Page and application data records
....................
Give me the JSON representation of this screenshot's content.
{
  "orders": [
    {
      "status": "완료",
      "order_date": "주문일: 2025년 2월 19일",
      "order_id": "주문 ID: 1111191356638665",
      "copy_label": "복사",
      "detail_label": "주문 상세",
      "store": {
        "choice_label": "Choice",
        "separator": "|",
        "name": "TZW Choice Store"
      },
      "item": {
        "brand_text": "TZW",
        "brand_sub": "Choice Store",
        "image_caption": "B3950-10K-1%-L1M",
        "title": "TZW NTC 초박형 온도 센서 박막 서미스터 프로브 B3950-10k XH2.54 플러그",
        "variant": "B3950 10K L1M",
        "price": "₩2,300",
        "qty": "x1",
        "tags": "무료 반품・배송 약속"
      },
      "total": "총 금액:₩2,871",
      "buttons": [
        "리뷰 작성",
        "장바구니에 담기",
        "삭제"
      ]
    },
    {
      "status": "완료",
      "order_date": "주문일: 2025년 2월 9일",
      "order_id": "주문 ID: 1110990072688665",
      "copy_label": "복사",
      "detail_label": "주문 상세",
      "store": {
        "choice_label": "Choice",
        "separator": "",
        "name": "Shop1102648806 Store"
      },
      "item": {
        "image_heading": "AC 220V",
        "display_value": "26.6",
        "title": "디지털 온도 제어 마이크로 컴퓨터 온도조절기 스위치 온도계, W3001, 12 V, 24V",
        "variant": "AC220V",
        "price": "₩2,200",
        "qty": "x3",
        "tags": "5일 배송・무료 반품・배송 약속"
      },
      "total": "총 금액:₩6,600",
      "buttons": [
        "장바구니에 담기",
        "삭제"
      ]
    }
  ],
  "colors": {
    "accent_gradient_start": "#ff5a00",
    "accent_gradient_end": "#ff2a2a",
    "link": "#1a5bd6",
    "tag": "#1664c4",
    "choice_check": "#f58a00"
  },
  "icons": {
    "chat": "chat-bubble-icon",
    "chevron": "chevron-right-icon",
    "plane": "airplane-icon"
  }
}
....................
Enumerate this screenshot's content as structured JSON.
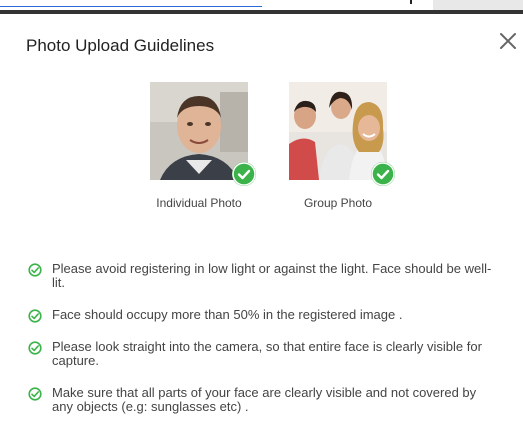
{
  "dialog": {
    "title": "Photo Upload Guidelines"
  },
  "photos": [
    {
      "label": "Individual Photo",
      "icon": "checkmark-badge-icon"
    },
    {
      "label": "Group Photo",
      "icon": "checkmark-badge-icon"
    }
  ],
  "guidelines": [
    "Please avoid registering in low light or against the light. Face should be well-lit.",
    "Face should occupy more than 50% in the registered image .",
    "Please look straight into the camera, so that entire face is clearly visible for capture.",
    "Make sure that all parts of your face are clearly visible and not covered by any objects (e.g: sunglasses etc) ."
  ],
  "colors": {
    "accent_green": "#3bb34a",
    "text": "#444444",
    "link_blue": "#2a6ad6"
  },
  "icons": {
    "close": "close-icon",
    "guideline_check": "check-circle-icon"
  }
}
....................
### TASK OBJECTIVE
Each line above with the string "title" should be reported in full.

### REPLY TO THE TASK
        "title": "TZW NTC 초박형 온도 센서 박막 서미스터 프로브 B3950-10k XH2.54 플러그",
        "title": "디지털 온도 제어 마이크로 컴퓨터 온도조절기 스위치 온도계, W3001, 12 V, 24V",
    "title": "Photo Upload Guidelines"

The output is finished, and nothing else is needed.